Written by Andrew Casler
ITHACA — Hydrofracking would bring little economic gain to New York state and more environmental fallout, according to a group that presented at Cornell University.
Those findings were challenged as invalid by representatives of the Independent Oil & Gas Association of New York.
The presentation Wednesday night focused on where natural gas reserves might be found in New York state. More than 200 people attended.
Moderately productive areas in New York can be found in the southern parts of Broome, Chemung, Chenango, Delaware and Tioga counties, according to Jerry Acton, of Berkshire, one of the Cornell panelists.
Other parts of the state, including Tompkins County, likely won’t be economically viable for horizontal hydrofracking, Acton said. He is a former systems engineer at Lockheed Martin.
Going north from Bradford, Susquehanna and Wyoming counties in northern Pennsylvania, the projected profitability of horizontal hydrofracking drops off greatly, Acton said.
Areas adjacent to fracking wells would see less economic reward, and more risk. Those places, called collateral damage areas, could see fracking waste and drill cuttings dumping, but they would not receive the economic benefits from drilling, the panelists said.
Spokesmen from Independent Oil & Gas Association of New York said the panelists’ findings should be sidelined because the group is composed of anti-fracking activists with ulterior motives.
“They’re a joke,” IOGANY spokesman Jim Smith, of East Greenbush, said. “They’re really activists posing as educators.” Smith didn’t attend Wednesday’s session, but he was familiar with the group’s presentation.

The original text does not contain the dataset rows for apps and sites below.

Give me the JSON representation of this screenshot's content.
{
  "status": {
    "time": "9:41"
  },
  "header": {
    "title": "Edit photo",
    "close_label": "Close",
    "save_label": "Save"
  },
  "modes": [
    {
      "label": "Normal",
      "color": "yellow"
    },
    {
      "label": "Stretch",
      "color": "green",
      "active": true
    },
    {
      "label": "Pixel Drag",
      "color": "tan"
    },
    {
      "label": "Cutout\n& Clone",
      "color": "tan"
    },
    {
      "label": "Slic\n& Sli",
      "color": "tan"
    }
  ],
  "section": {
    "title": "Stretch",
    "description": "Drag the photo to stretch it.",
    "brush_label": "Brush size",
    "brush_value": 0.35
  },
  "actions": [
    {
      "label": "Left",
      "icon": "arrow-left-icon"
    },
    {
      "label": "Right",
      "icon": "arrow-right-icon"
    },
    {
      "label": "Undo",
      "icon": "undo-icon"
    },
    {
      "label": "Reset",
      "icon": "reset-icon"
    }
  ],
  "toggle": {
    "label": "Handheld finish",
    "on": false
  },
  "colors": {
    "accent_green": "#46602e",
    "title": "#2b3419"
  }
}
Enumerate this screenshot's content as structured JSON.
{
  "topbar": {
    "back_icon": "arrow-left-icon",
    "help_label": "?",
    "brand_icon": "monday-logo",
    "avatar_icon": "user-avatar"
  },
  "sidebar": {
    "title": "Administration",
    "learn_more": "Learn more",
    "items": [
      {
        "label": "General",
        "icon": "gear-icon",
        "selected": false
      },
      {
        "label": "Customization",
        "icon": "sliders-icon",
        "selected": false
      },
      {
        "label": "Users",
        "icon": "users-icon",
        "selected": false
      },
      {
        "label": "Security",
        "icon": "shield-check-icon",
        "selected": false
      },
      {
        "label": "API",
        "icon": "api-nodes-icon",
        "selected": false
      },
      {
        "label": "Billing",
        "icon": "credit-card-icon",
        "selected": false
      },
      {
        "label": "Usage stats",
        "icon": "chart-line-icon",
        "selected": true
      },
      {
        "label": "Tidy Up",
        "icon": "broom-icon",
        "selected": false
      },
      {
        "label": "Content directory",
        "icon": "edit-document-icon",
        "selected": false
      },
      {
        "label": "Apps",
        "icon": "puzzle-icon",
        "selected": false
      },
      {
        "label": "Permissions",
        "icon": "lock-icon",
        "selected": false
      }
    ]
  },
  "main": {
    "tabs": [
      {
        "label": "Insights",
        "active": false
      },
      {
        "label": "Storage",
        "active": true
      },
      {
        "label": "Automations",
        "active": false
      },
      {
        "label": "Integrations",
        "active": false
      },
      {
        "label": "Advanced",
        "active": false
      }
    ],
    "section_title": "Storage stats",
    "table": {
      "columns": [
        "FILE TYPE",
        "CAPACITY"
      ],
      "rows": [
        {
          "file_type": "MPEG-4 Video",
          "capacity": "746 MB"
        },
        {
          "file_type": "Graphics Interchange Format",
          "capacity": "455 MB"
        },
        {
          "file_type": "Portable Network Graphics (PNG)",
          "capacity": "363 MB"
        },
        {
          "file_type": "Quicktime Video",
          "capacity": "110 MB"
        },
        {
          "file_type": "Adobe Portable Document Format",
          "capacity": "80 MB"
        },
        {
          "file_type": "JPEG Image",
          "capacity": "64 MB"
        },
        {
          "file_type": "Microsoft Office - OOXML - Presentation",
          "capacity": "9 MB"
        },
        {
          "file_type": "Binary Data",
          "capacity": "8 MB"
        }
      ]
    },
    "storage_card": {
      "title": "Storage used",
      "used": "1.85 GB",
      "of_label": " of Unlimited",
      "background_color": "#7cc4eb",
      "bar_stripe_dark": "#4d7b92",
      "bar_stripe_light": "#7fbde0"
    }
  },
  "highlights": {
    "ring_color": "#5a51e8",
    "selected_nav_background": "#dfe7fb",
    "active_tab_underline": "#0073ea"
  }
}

Mr. Smith must be clairvoyant, in that Lou Allstadt, Brian Brock and I had never presented this information before. JLN
Event moderator, Cornell engineering professor Anthony Ingraffea, of Ithaca, brought the panelists to the school.
“None of them are (anti-fracking activists),” Ingraffea said. He added that some of the panelists, himself included, have taken positions that they don’t want to see shale gas development in New York.
Parsing quotes with parentheses ? Lou and I have been involved in the oil & gas business for over 60 years, combined. Which in Lou’s case alone includes thousands of vertical wells drilled and fracked. So to categorize us as “anti-fracking activists” is technically incorrect, even in parentheses. JLN
The group is composed of Acton; Lou Allstadt, a retired Mobil Oil Corporation executive vice president for exploration and producing; Chip Northrup, a retired oil and gas investor and planning manager at Atlantic Richfield; and Brian Brock, a retired geologist.
Acton projected New York state hydrofracking viability by analyzing public data on wells in Pennsylvania.
Acton said he found that Marcellus Shale thickness and depth corresponded to well’s productivity. Using that information, he said the majority of New York Marcellus shale is too thin and shallow to be economically viable for most drillers.
“Are we going to have a drilling boom in central New York? Very unlikely,” said Allstadt, of Cooperstown.
Still, Allstadt said he expects exploratory wells throughout the state if hydrofracking is allowed. “There are thousands of drilling companies, and there are always some that just have to take a shot some place.”
IOGANY spokesman John Holko, of Ogden, attended the Wednesday panel. Holko argues that New York shale gas opportunities are more plentiful than the group said.
If Mr Holko was there, he did not bother to challenge the findings. JLN
He said drillers must be allowed to pursue opportunities. “We can’t develop the economics unless we pursue the opportunity,” Holko said.
Mr. Holkos must have nodded off. We addressed the opportunities in detail for 2 hours, economics included. JLN